ABC News’ Betsy Stark reports: Listening to the MBA president trying to explain the roots of the financial crisis last night, it was easy to imagine why Americans are so reluctant to sign on to this $700 billion bailout. It's not just that they resent having to rescue Wall Street fat cats who have been living the high life while they struggled to fill their gas tanks and send their kids to college, it's that most of them have no idea -- in economic terms -- what this crisis is all about.
Most Americans understand the stock market -- a little. We show them pictures of the trading floor of the New York Stock Exchange and half the population is invested directly or indirectly in stocks. They know, in rough terms, that the value of their nest eggs goes up and down with the Dow.
But it starts to get a little fuzzy after that. The financial literacy problem in this country is well-documented. Many Americans with 401ks couldn't tell you what's in them and, despite the lesson of Enron,that diversification is the first rule of investing. It's safe to say lots of hardworking Lehman Brothers, Bear Stearns and AIG employees probably lost their life savings when those companies became part of the carnage of this crisis.

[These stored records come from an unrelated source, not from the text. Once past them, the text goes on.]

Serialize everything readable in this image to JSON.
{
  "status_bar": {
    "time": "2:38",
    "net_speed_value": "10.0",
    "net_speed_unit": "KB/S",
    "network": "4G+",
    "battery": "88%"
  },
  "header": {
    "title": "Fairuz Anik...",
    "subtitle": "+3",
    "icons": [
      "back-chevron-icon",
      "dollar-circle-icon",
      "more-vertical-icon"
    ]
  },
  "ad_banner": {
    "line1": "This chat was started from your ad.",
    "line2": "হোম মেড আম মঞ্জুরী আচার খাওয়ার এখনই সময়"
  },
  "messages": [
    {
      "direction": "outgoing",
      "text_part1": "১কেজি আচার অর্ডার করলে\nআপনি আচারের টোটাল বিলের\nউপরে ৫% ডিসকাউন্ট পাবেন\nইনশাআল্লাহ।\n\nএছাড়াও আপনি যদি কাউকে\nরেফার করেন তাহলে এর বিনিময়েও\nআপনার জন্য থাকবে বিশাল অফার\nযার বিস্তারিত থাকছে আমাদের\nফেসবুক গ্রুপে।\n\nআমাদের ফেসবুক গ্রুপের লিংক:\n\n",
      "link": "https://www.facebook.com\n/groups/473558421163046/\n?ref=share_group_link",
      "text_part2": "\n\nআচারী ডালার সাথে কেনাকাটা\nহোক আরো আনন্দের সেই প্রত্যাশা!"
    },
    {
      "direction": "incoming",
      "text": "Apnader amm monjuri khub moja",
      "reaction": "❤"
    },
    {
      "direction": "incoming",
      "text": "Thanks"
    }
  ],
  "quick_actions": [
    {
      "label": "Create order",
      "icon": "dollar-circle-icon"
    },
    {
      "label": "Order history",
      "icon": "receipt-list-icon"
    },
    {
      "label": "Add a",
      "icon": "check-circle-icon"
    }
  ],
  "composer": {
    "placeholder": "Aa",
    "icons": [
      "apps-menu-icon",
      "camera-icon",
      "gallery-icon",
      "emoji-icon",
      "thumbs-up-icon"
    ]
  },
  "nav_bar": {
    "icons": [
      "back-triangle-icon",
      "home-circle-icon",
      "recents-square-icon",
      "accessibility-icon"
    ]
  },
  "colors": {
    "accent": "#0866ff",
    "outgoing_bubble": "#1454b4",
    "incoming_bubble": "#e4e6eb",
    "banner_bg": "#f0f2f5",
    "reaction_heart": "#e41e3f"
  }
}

We've been told and we've been reporting that frozen credit markets are at the heart of this crisis. But even a lot of smart people don't have the foggiest idea what these invisible markets do for the economy, even when they are not frozen. We've offered various metaphors -- "the plumbing of the economy" and "the circulatory system" -- and Fed Chairman Ben Bernanke has tried his best in Congress over the last couple of days to explain what happens when the plumbing and the circulation fail. But it wasn't quite adding up to a $700 billion bailout -- until, perhaps, last night.
Even if ordinary Americans are still not able to connect the dots of how the malfunctioning of markets they can't see or understand has morphed into a crisis of epic proportions, they are getting the message about where this all could lead if Congress doesn't cut a deal: Stocks will tank, nest eggs will crumble, retirement dreams will disappear, lending will halt, people will not be able to buy houses, home prices will fall some more, foreclosures will rise some more, consumers will hunker down, corporate profits will sink, jobs will be lost … and those are consequences everyone can understand.